Futures

Advantages of trading Futures

Futures are excellent for traders who want access to multiple markets and trade with leverage.

Exchange traded 24/7

Futures are exchange traded which means there is less risk of manipulation. Enjoy access to 40 exchanges worldwide and trade or hedge over 60 futures products virtually 24 hours.

High leverage

Trading futures means that you trade with leverage. The initial margin, is the cost of entering the trade. Hence the amount you need to have deposited in your account to be able to open a position. The initial margin of a futures contract is a small percentage of the futures contract value. This means that you may control more capital than you have deposited in your account.

Liquidity

A majority of the futures markets are very liquid, particularly the most commonly traded commodities, currencies, and indexes. This reassures that traders can enter and exit positions when required.

Low execution and comission costs

Futures are cheaper in relation to the market exposure you get with one contract. With low commissions and low slippage, futures are a low-cost alternative to other securities.

Great for Diversification

Standardized contracts for a broad selection of asset classes, e.g. commodities, energies, metals, equities, indices, and interest rate markets are all available to trade as futures.

Hedge or Speculate

With superior technology, the low spreads have made this a market available to almost everyone.

Trading Futures with us!

Access Direct offers you the chance to trade derivative financial contracts that obligate the parties to transact an asset at a predetermined future date and price.

Click here for our advantageous contracting details.

What is Futures Trading?

A futures market is an auction market in which, on a given future date, investors buy and sell commodities and futures contracts for delivery. Futures are exchange-traded derivative contracts which, at a price settoday, lock in future delivery of a commodity or security.

Hedging and Speculating

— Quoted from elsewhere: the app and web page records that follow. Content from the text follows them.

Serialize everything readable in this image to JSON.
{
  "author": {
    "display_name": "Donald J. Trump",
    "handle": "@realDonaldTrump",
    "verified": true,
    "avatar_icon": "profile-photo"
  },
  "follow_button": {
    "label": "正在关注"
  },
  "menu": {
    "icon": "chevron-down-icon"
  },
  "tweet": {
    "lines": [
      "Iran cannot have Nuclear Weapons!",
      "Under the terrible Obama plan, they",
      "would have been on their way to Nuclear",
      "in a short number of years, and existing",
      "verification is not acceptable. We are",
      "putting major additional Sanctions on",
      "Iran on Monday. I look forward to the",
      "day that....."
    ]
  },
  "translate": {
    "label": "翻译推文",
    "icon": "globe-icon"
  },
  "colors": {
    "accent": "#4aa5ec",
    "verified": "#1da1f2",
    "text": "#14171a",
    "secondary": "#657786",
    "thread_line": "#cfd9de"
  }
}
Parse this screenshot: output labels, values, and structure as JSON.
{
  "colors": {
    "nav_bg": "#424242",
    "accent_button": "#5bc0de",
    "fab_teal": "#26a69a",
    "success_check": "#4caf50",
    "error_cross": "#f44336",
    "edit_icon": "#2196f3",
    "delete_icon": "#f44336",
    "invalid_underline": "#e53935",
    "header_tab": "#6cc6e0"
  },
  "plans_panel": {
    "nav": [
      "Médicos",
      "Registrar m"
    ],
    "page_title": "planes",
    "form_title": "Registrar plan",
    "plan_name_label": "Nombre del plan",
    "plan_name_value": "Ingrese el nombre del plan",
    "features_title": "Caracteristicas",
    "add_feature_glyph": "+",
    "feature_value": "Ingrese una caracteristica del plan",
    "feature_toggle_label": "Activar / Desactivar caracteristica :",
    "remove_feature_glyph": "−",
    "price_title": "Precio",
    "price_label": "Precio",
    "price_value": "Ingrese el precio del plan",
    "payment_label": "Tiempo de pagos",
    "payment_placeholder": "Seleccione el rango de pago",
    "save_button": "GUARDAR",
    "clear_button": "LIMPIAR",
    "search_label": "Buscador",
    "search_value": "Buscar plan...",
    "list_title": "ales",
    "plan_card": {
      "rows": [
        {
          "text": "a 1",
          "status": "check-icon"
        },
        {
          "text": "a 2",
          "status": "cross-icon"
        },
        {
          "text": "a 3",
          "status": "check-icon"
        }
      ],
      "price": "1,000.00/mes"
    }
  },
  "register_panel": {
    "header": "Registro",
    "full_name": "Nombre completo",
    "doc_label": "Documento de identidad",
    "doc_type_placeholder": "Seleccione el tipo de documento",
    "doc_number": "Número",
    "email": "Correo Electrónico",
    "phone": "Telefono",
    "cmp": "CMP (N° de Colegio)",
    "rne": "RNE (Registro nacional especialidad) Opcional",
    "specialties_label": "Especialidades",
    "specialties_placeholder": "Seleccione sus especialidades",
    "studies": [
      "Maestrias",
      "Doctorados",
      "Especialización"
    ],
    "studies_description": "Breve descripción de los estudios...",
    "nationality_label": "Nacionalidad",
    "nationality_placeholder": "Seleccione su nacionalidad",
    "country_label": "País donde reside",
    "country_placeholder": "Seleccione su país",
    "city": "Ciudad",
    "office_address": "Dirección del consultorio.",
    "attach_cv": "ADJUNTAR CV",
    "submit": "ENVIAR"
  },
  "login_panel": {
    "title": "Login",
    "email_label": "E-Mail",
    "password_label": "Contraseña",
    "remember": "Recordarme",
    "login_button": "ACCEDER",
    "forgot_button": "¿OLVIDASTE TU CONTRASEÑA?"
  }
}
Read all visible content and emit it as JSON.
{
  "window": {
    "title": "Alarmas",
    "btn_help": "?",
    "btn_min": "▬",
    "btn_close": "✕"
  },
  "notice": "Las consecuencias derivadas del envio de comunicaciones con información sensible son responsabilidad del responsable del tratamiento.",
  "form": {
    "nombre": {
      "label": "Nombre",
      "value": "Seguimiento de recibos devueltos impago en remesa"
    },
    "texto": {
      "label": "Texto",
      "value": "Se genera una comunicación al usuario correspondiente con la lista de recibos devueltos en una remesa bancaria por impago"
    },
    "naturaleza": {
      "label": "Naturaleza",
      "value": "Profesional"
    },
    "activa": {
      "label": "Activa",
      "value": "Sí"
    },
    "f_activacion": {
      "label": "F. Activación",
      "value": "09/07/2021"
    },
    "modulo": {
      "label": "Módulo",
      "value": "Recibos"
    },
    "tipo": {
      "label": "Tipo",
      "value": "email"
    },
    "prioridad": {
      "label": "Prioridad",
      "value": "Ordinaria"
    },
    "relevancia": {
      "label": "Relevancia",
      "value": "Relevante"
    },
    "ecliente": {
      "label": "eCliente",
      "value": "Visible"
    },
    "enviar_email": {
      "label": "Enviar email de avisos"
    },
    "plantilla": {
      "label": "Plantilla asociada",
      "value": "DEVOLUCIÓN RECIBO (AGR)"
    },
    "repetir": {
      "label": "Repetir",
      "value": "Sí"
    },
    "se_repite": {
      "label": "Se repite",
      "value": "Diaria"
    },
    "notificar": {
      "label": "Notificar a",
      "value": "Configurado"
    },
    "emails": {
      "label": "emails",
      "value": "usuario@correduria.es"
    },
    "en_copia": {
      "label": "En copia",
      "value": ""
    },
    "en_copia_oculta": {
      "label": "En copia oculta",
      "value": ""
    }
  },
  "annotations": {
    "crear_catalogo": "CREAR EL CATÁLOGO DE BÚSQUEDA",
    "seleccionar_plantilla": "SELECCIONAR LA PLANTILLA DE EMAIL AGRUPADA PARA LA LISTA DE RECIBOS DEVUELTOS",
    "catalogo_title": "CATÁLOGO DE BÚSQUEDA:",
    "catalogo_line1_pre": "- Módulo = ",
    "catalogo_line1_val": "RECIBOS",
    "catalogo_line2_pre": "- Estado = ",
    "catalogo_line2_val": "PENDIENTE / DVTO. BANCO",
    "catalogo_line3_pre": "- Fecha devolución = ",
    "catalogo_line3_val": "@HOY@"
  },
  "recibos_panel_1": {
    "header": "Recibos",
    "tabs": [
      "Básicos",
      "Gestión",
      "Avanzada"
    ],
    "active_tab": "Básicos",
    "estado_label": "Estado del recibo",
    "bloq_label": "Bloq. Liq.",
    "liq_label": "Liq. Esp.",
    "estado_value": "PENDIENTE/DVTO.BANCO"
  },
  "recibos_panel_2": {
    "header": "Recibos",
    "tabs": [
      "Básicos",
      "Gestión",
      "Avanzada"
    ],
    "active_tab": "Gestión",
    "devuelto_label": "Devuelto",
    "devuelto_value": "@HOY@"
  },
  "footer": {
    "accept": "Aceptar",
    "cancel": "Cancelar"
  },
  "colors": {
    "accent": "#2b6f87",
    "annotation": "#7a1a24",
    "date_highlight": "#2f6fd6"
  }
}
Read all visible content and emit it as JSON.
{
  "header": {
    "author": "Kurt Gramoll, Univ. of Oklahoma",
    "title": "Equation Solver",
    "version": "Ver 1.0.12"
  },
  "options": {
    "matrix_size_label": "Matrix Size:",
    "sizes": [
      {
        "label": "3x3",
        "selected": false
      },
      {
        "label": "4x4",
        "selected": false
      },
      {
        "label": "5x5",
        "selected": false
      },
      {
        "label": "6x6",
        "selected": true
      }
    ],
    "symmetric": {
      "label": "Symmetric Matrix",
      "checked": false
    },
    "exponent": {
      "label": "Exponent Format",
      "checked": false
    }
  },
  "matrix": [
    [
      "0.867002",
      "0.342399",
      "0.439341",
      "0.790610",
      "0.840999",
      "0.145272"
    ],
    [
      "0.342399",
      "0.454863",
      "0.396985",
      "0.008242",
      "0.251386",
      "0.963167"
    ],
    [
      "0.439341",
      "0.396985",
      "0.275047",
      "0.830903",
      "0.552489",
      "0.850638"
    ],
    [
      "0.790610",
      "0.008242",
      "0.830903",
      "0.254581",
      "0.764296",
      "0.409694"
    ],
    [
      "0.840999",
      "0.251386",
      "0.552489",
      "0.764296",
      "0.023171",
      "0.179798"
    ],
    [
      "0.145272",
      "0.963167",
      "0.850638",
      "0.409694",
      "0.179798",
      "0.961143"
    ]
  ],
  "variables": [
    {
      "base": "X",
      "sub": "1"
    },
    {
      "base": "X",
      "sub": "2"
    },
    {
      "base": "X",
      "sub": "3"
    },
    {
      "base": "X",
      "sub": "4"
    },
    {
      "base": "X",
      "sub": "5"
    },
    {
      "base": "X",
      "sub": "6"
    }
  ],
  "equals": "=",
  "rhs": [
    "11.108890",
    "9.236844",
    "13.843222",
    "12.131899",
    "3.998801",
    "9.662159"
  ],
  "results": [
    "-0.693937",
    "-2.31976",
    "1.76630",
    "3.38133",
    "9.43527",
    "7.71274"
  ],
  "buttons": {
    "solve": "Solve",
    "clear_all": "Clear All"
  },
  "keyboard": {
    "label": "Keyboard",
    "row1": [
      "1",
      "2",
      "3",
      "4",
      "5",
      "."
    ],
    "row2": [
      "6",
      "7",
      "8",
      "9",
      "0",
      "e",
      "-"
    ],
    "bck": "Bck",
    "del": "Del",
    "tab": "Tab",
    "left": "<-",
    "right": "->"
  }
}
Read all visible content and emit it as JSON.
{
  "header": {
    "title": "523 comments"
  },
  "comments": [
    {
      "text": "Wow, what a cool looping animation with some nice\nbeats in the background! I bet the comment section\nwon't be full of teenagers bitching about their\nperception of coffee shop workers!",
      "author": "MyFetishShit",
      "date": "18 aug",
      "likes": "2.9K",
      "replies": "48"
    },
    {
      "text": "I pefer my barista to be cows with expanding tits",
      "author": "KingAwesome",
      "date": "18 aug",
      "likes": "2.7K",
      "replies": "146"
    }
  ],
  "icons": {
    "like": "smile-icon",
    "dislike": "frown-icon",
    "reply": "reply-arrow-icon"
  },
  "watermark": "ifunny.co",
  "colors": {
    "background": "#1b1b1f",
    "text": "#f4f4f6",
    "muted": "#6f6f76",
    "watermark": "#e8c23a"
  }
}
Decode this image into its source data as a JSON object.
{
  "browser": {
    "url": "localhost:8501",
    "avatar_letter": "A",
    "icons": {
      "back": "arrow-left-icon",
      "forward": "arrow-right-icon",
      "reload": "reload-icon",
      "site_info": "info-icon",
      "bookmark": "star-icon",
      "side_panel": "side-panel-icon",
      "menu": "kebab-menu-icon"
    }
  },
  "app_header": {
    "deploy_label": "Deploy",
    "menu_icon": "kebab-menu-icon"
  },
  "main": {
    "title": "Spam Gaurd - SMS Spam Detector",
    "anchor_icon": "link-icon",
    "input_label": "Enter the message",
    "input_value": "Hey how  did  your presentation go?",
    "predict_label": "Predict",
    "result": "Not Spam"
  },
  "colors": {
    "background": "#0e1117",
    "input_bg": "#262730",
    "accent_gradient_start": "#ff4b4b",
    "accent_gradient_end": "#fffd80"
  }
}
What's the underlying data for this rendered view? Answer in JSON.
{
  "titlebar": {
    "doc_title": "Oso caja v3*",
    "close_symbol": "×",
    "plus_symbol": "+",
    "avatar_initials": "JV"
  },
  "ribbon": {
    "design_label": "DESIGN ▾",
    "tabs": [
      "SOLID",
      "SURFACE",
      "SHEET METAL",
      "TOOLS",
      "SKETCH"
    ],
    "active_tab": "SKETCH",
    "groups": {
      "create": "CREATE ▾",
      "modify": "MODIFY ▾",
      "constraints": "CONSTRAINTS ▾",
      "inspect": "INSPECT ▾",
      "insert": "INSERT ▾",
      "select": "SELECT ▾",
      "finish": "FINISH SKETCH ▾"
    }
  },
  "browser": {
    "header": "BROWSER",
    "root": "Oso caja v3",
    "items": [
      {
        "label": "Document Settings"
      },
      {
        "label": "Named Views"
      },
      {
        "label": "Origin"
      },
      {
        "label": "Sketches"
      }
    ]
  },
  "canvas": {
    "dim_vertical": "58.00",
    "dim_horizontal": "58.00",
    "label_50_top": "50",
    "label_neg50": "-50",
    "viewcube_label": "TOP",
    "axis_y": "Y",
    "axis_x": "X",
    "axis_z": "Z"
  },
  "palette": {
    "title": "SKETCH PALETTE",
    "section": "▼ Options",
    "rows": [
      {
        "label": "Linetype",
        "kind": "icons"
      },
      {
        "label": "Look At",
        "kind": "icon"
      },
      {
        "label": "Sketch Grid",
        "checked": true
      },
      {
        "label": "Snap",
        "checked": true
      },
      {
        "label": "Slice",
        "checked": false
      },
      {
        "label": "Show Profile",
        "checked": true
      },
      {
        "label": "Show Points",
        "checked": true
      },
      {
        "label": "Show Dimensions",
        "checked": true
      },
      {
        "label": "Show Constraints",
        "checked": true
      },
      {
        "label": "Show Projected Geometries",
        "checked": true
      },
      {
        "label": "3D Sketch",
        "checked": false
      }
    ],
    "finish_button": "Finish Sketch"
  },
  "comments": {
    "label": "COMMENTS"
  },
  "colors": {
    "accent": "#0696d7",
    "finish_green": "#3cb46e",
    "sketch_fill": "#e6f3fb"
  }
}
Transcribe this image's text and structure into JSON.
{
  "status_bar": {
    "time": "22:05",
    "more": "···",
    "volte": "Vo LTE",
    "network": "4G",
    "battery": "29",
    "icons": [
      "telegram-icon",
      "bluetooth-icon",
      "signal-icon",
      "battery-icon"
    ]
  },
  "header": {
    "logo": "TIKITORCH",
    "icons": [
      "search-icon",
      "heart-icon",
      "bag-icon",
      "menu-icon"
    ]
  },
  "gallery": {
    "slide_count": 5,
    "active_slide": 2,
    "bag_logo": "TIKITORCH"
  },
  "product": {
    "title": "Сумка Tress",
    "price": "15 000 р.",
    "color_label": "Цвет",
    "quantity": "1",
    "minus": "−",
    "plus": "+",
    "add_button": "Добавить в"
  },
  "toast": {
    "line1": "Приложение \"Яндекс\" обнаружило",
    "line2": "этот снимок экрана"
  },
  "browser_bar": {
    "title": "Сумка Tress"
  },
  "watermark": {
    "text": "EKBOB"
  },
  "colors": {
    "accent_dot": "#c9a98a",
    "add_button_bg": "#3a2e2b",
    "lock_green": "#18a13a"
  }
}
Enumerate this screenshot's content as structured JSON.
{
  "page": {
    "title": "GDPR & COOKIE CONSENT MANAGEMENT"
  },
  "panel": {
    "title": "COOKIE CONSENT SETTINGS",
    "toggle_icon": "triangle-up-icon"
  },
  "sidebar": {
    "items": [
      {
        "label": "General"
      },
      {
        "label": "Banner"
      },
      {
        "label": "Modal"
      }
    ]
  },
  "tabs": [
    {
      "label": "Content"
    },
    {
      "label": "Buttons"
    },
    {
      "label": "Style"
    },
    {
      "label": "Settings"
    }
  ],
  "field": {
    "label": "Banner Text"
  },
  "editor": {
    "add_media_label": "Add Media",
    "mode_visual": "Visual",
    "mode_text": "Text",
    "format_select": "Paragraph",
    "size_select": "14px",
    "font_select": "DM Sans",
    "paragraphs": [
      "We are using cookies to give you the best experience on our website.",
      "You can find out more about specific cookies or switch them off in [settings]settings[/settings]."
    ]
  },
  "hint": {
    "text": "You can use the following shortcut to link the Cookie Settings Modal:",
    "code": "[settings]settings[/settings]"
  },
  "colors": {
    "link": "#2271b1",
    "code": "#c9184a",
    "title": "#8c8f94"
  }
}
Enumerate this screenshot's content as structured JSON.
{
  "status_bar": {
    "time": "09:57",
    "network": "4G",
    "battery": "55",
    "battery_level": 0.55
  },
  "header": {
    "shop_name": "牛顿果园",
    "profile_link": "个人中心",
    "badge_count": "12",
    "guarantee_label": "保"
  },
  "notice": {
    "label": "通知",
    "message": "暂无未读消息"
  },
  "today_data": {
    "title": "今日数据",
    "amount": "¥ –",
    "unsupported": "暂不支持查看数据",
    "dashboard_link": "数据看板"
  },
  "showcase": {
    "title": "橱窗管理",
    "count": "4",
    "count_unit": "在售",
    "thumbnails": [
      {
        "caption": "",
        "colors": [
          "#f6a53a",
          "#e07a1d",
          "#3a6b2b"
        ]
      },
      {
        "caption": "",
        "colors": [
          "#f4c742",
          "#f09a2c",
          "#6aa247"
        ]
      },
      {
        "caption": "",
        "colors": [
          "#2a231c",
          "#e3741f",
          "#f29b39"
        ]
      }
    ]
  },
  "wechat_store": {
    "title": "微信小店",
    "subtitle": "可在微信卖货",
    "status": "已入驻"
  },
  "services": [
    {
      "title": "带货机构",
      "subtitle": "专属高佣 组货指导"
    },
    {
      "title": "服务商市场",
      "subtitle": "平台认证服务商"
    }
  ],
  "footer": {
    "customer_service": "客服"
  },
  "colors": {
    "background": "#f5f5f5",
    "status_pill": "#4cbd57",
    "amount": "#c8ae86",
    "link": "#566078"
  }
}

Future traders are categorized into one of two categories: hedgers who have an interest in the underlying asset and who aim to mitigate the risk of price changes; and speculators who aim to make a profit by forecasting market fluctuations and opening a derivative contract relating to the ‘on paper’ asset, while they do not have a practical use for or intent to actually take or make delivery of the underlying asset.